The strong-arm tactics that Google employed against Alibaba and Acer four years ago could come back to haunt the creator of Android.
The Information’s Amir Efrati calls the 2012 incident where Google had Acer cancel a smartphone developed with Alibaba a potential “smoking gun” in Europe’s investigation into Google’s Android business.
According to an inside source consulted by Efrati, Google’s legal defense team is keenly aware that the incident could be used to prove that Google abused its dominant position in the mobile OS market.
Here’s how events unfolded back in September 2012.
Acer teamed up with Chinese e-commerce giant Alibaba to develop a smartphone called CloudMobile A800 that would run the Aliyun operating system.
According to Alibaba, Aliyun was a Linux-based operating system that had nothing to do with Android, except for using a number of open source libraries from Android.
Google said that Aliyun is actually an Android fork and reportedly forced Acer to cancel the device at the literal last minute – journalists showed up at the press event where the phone was supposed to be launched only to be told it was cancelled.
According to Reuters, Google threatened Acer with the withdrawal of its license to use Android. The justification was that Acer was a member of the Open Handset Alliance, whose terms specifically banned members from shipping devices based on Android forks.
A public exchange of accusations between the then head of Android, Andy Rubin, and Alibaba executives followed. Rubin said that Aliyun was an Android fork in disguise and even accused Alibaba of piracy; meanwhile, Alibaba countered by saying that it wanted to create an operating system that was truly open, unlike Android.
The potential fallout
In 2012, Google managed to get Acer back in line, and the incident was quickly forgotten. But the European Commission is unlikely to forget, or forgive.
Google is worried that the Acer-Alibaba affair will be used to surface a precedent – in the 2000’s, Microsoft was penalized by the European Commission for preventing manufacturers from pre-loading computers with browsers other than Microsoft’s Internet Explorer. In 2016, the European Commission could find that Google broke antitrust regulations in a similar way.

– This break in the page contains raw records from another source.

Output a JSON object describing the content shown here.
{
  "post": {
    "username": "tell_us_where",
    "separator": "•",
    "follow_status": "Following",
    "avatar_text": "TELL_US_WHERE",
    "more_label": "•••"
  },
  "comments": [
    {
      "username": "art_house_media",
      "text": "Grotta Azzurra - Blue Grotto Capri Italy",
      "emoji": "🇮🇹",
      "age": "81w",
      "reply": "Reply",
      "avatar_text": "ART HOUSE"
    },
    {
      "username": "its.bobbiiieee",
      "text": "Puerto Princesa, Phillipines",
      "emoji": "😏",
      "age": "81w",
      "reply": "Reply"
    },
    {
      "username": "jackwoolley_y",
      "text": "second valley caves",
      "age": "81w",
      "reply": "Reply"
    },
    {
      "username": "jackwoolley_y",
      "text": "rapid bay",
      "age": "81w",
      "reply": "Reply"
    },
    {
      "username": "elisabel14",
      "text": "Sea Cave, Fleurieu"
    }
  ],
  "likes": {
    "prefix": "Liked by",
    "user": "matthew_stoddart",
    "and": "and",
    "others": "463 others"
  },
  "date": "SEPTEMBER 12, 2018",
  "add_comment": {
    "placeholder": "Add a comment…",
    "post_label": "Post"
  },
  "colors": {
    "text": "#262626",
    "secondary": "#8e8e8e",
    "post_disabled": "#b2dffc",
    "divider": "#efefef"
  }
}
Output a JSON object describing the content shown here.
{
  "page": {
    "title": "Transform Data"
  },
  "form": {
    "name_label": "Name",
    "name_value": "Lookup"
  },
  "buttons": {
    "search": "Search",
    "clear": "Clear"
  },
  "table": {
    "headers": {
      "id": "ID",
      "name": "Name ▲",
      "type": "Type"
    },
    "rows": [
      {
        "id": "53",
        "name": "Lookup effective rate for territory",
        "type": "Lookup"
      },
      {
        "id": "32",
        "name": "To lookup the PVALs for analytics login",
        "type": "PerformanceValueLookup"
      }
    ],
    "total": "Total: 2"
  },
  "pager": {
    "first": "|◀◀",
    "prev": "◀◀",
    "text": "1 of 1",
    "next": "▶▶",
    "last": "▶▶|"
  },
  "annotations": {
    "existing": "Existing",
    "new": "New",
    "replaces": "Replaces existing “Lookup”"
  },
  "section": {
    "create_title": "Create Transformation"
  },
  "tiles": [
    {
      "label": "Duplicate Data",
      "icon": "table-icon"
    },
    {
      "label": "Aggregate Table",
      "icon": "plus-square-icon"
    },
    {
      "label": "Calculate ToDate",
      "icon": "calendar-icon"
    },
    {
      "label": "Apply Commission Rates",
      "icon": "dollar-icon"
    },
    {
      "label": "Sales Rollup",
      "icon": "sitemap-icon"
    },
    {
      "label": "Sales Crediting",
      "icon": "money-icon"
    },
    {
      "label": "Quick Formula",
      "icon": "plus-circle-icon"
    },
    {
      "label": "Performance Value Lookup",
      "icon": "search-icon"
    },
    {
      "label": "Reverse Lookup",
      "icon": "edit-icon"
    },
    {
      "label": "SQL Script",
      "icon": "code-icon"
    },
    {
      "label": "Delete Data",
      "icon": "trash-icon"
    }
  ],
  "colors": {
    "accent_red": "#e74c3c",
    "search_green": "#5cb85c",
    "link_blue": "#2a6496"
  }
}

Google is already facing a record $3.4 billion fine over its Search practices, but the Android investigation is a separate charge. If found guilty, the company risks a hefty financial penalty, but the real risk is that Google will have to make major changes to the way it runs Android.